If you’re thinking about switching to Verizon in the near future, your timetable just got moved up. Sign up for a Verizon account today. Then reap the unlimited data benefits tomorrow, like when you get an iPhone 5. Yes, you’ll pay more up front for the phone in a few months since you’re blowing your subsidized load early, but if you stick to your contract and squeeze Verizon’s pipe for all it’s worth, it’ll pay off in the long run. (Though if you squeeze too hard, harder than the other 95 percent of Verizon’s customers, Verizon’ll squeeze right back.)
Verizon Wireless has confirmed that unlimited data plans for new smartphone customers will be withdrawn on July 7 and replaced with a tiered plan.
The other path to infinite bandwidth nirvana, if you’re not planning to jump to Verizon: Sprint. It’s the last big carrier offering truly unlimited data. AT&T killed unlimited data a year ago. T-Mobile’s metered too, though if you use more data than you’re supposed to, they just make your internet run slower. Potentially reeeeaaalllll slow. (And they’re probably gonna get eaten by AT&T anyway.)
Verizon spokeswoman Brenda Raney confirmed to FierceWireless that the unlimited plans were on the way out. The tiered monthly plans will be as follows:
$30 – 2 GB
$50 – 5 GB
$80 – 10 GB
On top of this there will be a $20 monthly charge for those wanting to tether devices to a smartphone, and an overage charge of $10 per GB. Feature phone users will be able to pay $10 for 75MB.
Note: 100MB equals about 10 minutes of standard definition YouTube video or 200 ‘typical’ web pages.

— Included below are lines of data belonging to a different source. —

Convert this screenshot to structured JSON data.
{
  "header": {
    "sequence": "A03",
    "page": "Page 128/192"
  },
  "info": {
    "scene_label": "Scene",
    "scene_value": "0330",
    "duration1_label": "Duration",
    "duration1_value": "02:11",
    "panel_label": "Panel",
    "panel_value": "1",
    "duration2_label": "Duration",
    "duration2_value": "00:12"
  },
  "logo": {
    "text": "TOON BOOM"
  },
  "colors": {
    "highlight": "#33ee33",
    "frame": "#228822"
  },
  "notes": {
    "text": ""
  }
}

Existing customers, along with those who upgrade on or after July 7 will be able keep their unlimited smartphone data plan.
Sprint’s unlimited data plans are truly unlimited—there’s no throttling and no soft cap, and they apply to 4G WiMax. The only catch is that Sprint’s charging slightly more for all that data than it used to: $70 a month for unlimited data and messaging (plus 450 voice minutes) with any of the phones that you’d actually want, like a Nexus S 4G. Sprint won’t actually commit to saying they plan on carrying the flag for unlimited data forever, but given that it might be one of Sprint’s real points of differentiation against the oligmegalololopoly of AT&T-Mobile and Verizon, I suspect they’ll stick with it until it starts costing them too much money to keep going.